ROSE v. SUBWAY TERMINAL CORPORATION.
This is an appeal by plaintiff from a judgment of dismissal entered by the trial court upon the ground of want of prosecution.
Plaintiff had demanded a jury, and the trial before a jury proceeded during the first day. It was regularly continued to 10 o'clock of the morning of the following day. Plaintiff was advised by his counsel on the first day of the trial that it would be necessary for him to deposit $31.50 in cash with the clerk in payment of jury fees at the beginning of the trial on the second day. Plaintiff failed to produce these jury fees, but requested that the clerk accept his check for the amount. The clerk refused to do so but apparently agreed that he would accept said check if any one of the three attorneys then representing plaintiff would indorse said check. The record shows that each of said attorneys refused to make such indorsement. The trial court granted a recess until 10:30 a. m. in order to permit plaintiff to produce the necessary fees. He failed to obtain the money and a second recess was taken to give plaintiff a further opportunity.

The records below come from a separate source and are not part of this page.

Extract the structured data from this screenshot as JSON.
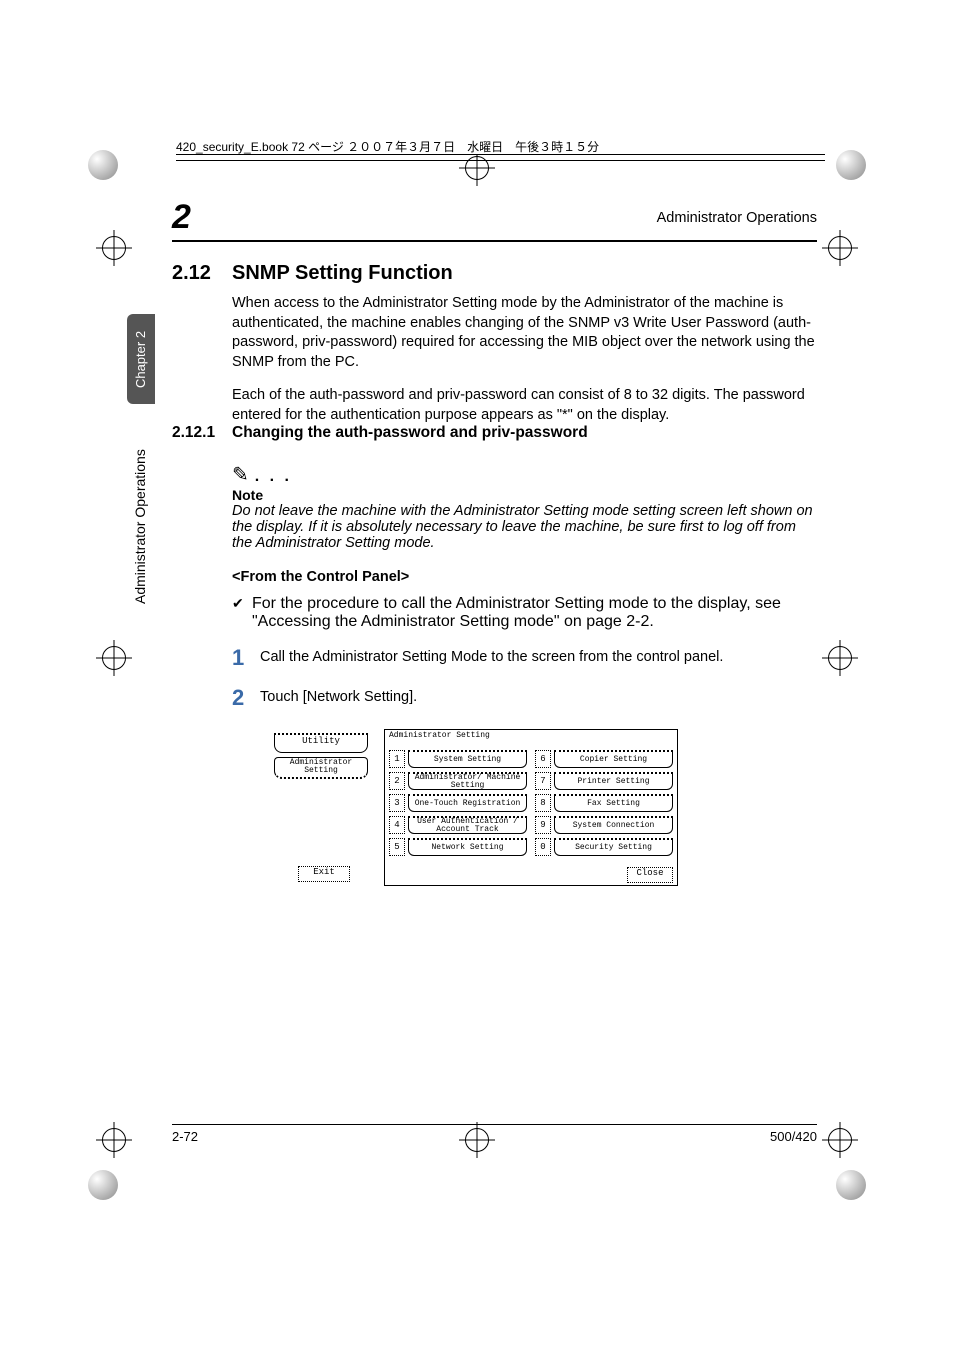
{
  "meta": {
    "header_line": "420_security_E.book  72 ページ  ２００７年３月７日　水曜日　午後３時１５分",
    "right_header": "Administrator Operations",
    "chapter_badge": "Chapter 2",
    "side_label": "Administrator Operations",
    "big_num": "2",
    "page_left": "2-72",
    "page_right": "500/420"
  },
  "sec": {
    "num": "2.12",
    "title": "SNMP Setting Function",
    "para1": "When access to the Administrator Setting mode by the Administrator of the machine is authenticated, the machine enables changing of the SNMP v3 Write User Password (auth-password, priv-password) required for accessing the MIB object over the network using the SNMP from the PC.",
    "para2": "Each of the auth-password and priv-password can consist of 8 to 32 digits. The password entered for the authentication purpose appears as \"*\" on the display."
  },
  "sub": {
    "num": "2.12.1",
    "title": "Changing the auth-password and priv-password",
    "note_label": "Note",
    "note_body": "Do not leave the machine with the Administrator Setting mode setting screen left shown on the display. If it is absolutely necessary to leave the machine, be sure first to log off from the Administrator Setting mode.",
    "from_panel": "<From the Control Panel>",
    "check_text": "For the procedure to call the Administrator Setting mode to the display, see \"Accessing the Administrator Setting mode\" on page 2-2.",
    "step1_num": "1",
    "step1_text": "Call the Administrator Setting Mode to the screen from the control panel.",
    "step2_num": "2",
    "step2_text": "Touch [Network Setting]."
  },
  "panel": {
    "utility": "Utility",
    "admin_setting": "Administrator Setting",
    "exit": "Exit",
    "title": "Administrator Setting",
    "close": "Close",
    "left_col": [
      {
        "n": "1",
        "label": "System Setting"
      },
      {
        "n": "2",
        "label": "Administrator/ Machine Setting"
      },
      {
        "n": "3",
        "label": "One-Touch Registration"
      },
      {
        "n": "4",
        "label": "User Authentication / Account Track"
      },
      {
        "n": "5",
        "label": "Network Setting"
      }
    ],
    "right_col": [
      {
        "n": "6",
        "label": "Copier Setting"
      },
      {
        "n": "7",
        "label": "Printer Setting"
      },
      {
        "n": "8",
        "label": "Fax Setting"
      },
      {
        "n": "9",
        "label": "System Connection"
      },
      {
        "n": "0",
        "label": "Security Setting"
      }
    ]
  }
}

Shortly after 11 o'clock the case was again called and counsel for plaintiff stated: “In this matter we are not ready to proceed, by reason of the fact that our client has not produced the jury fee for this morning.” Some discussion followed in which counsel for plaintiff stated that he and his associates had refused to indorse their client's check; that they had told him to send for the money but that the necessary amount had not been produced. He further stated: “So for that reason we are not ready to pay the jury fees at this time.” Thereupon counsel for defendant moved for a dismissal for want of prosecution. The court indicated its view that there was nothing to do but grant the motion. After certain further discussion the motion was granted. No suggestion or request was made at any time that the jury be dismissed and the cause be tried by the court. Plaintiff's counsel made nothing more than a feeble suggestion that the jury fees might be produced if further time was granted.

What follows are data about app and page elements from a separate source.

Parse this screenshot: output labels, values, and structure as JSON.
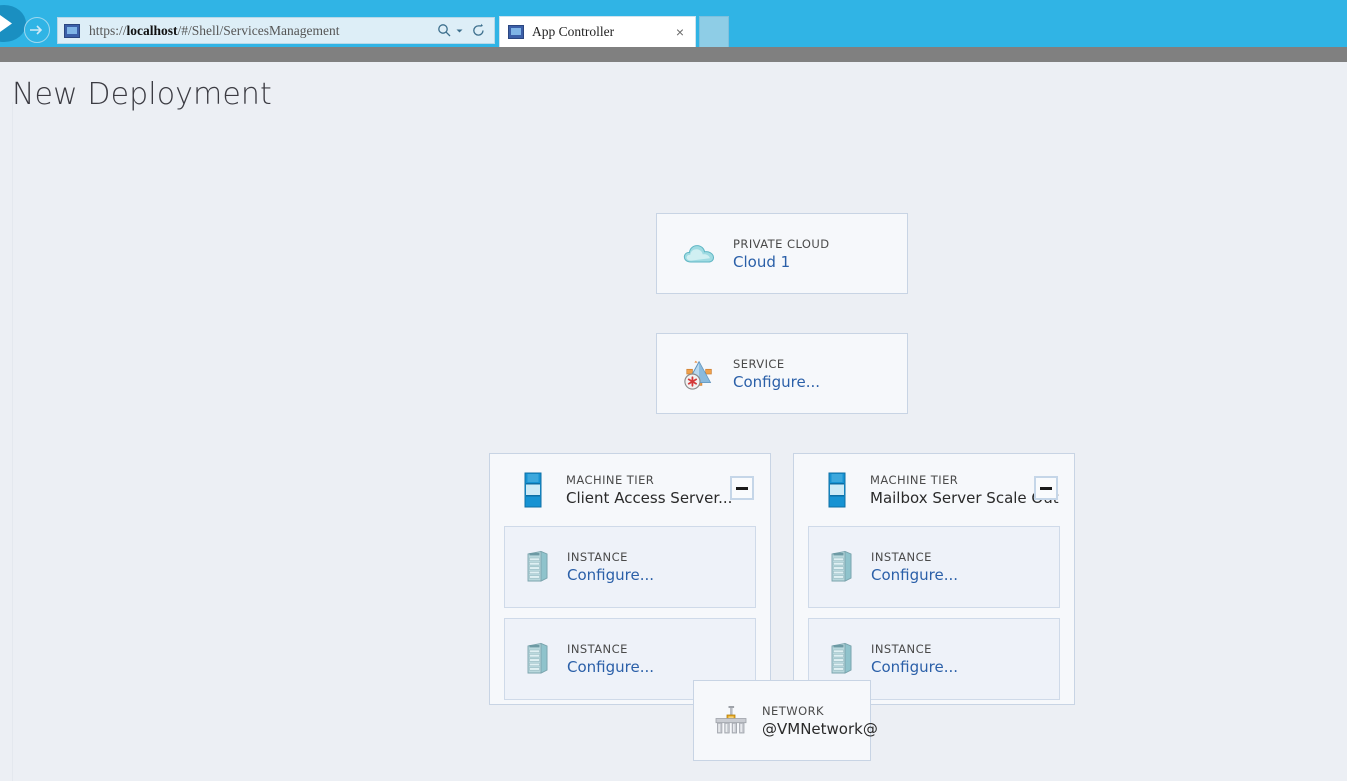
{
  "browser": {
    "back_label": "Back",
    "forward_label": "Forward",
    "url_full": "https://localhost/#/Shell/ServicesManagement",
    "url_scheme": "https://",
    "url_host": "localhost",
    "url_path": "/#/Shell/ServicesManagement",
    "search_icon": "search-icon",
    "search_dropdown_icon": "chevron-down-icon",
    "refresh_icon": "refresh-icon",
    "favicon": "page-icon",
    "tabs": [
      {
        "label": "App Controller",
        "favicon": "page-icon",
        "close_label": "×",
        "active": true
      }
    ],
    "new_tab_label": ""
  },
  "page": {
    "title": "New Deployment"
  },
  "diagram": {
    "cloud": {
      "kind": "PRIVATE CLOUD",
      "value": "Cloud 1",
      "icon": "cloud-icon",
      "value_is_link": true
    },
    "service": {
      "kind": "SERVICE",
      "value": "Configure...",
      "icon": "service-icon",
      "value_is_link": true
    },
    "tiers": [
      {
        "kind": "MACHINE TIER",
        "value": "Client Access Server...",
        "icon": "machine-tier-icon",
        "value_is_link": false,
        "collapse_label": "Collapse",
        "collapse_icon": "minus-icon",
        "instances": [
          {
            "kind": "INSTANCE",
            "value": "Configure...",
            "icon": "instance-icon"
          },
          {
            "kind": "INSTANCE",
            "value": "Configure...",
            "icon": "instance-icon"
          }
        ]
      },
      {
        "kind": "MACHINE TIER",
        "value": "Mailbox Server Scale Out",
        "icon": "machine-tier-icon",
        "value_is_link": false,
        "collapse_label": "Collapse",
        "collapse_icon": "minus-icon",
        "instances": [
          {
            "kind": "INSTANCE",
            "value": "Configure...",
            "icon": "instance-icon"
          },
          {
            "kind": "INSTANCE",
            "value": "Configure...",
            "icon": "instance-icon"
          }
        ]
      }
    ],
    "network": {
      "kind": "NETWORK",
      "value": "@VMNetwork@",
      "icon": "network-icon",
      "value_is_link": false
    }
  },
  "colors": {
    "chrome_blue": "#30b4e5",
    "page_background": "#eceff4",
    "card_background": "#f6f8fb",
    "card_border": "#c8d4e4",
    "link_blue": "#2a5fa8",
    "connector_grey": "#9aa3b0"
  }
}
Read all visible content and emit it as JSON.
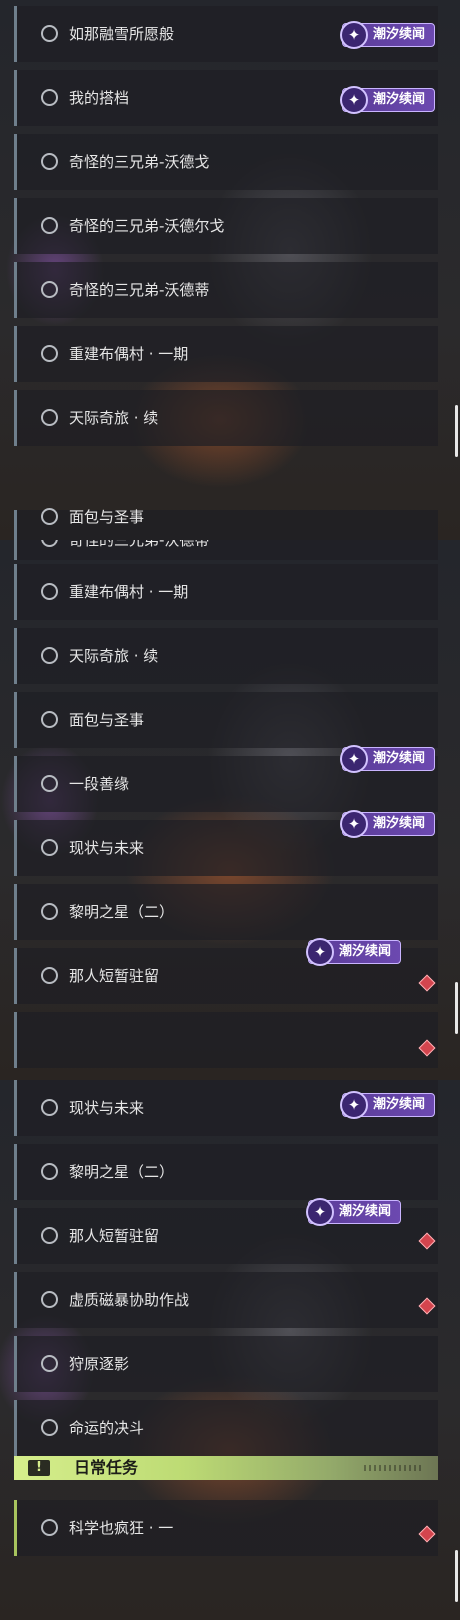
{
  "badge_text": "潮汐续闻",
  "icons": {
    "quest_circle": "circle-outline-icon",
    "badge": "sparkle-icon",
    "alert": "exclamation-icon",
    "marker": "diamond-marker-icon"
  },
  "colors": {
    "badge_bg": "#5a3c98",
    "diamond": "#d3454e",
    "header_bg": "#d6ee8c",
    "item_border": "#6f7f8c"
  },
  "panel1": {
    "quests": [
      {
        "label": "如那融雪所愿般",
        "badge": true
      },
      {
        "label": "我的搭档",
        "badge": true
      },
      {
        "label": "奇怪的三兄弟-沃德戈"
      },
      {
        "label": "奇怪的三兄弟-沃德尔戈"
      },
      {
        "label": "奇怪的三兄弟-沃德蒂"
      },
      {
        "label": "重建布偶村 · 一期"
      },
      {
        "label": "天际奇旅 · 续"
      },
      {
        "label": "面包与圣事"
      }
    ]
  },
  "panel2": {
    "quests": [
      {
        "label": "奇怪的三兄弟-沃德蒂"
      },
      {
        "label": "重建布偶村 · 一期"
      },
      {
        "label": "天际奇旅 · 续"
      },
      {
        "label": "面包与圣事"
      },
      {
        "label": "一段善缘",
        "badge": true
      },
      {
        "label": "现状与未来",
        "badge": true
      },
      {
        "label": "黎明之星（二）"
      },
      {
        "label": "那人短暂驻留",
        "badge": true,
        "marker": true
      },
      {
        "label": "",
        "marker": true
      }
    ]
  },
  "panel3": {
    "quests": [
      {
        "label": "现状与未来",
        "badge": true
      },
      {
        "label": "黎明之星（二）"
      },
      {
        "label": "那人短暂驻留",
        "badge": true,
        "marker": true
      },
      {
        "label": "虚质磁暴协助作战",
        "marker": true
      },
      {
        "label": "狩原逐影"
      },
      {
        "label": "命运的决斗"
      }
    ],
    "section_title": "日常任务",
    "daily_quests": [
      {
        "label": "科学也疯狂 · 一",
        "marker": true
      }
    ]
  }
}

Appellant concedes that a trial court has inherent power to dismiss an action upon the ground that it has not been diligently prosecuted and further concedes that the question of diligent prosecution is one largely committed to the discretion of the trial court. Raggio v. Southern Pacific Company, 181 Cal. 472, 475, 185 P. 171; 9 Cal. Jur. 526. He seems to take the position, however, that the trial court abused its discretion in the present case in dismissing the action rather than dismissing the jury and setting the cause down for a trial by the court without a jury. In our opinion it cannot be said that the trial court abused its discretion in dismissing the action. A jury had been demanded by plaintiff and he was insisting upon a jury trial without paying the jury fees required by law and without making any request for a trial by the court. As a matter of law he had waived his right to a trial by jury by a failure to deposit the jury fees at the time specified (Code Civ. Proc. § 631, subd. 7), and the delay resulting from the granting of his requests for time within which to produce the fees obstructed the orderly and expeditious handling of the business of the court. If appellant had desired to have the jury dismissed and the cause set for trial before the court sitting without a jury, he should have made such request. The trial court might well have granted such request upon condition that appellant pay the jury fees incurred for the second day of trial before the time set for the trial by the court. In the absence of such request we believe that the trial court properly dismissed the action.
The judgment is affirmed.
We concur: NOURSE, P. J.; STURTEVANT, J.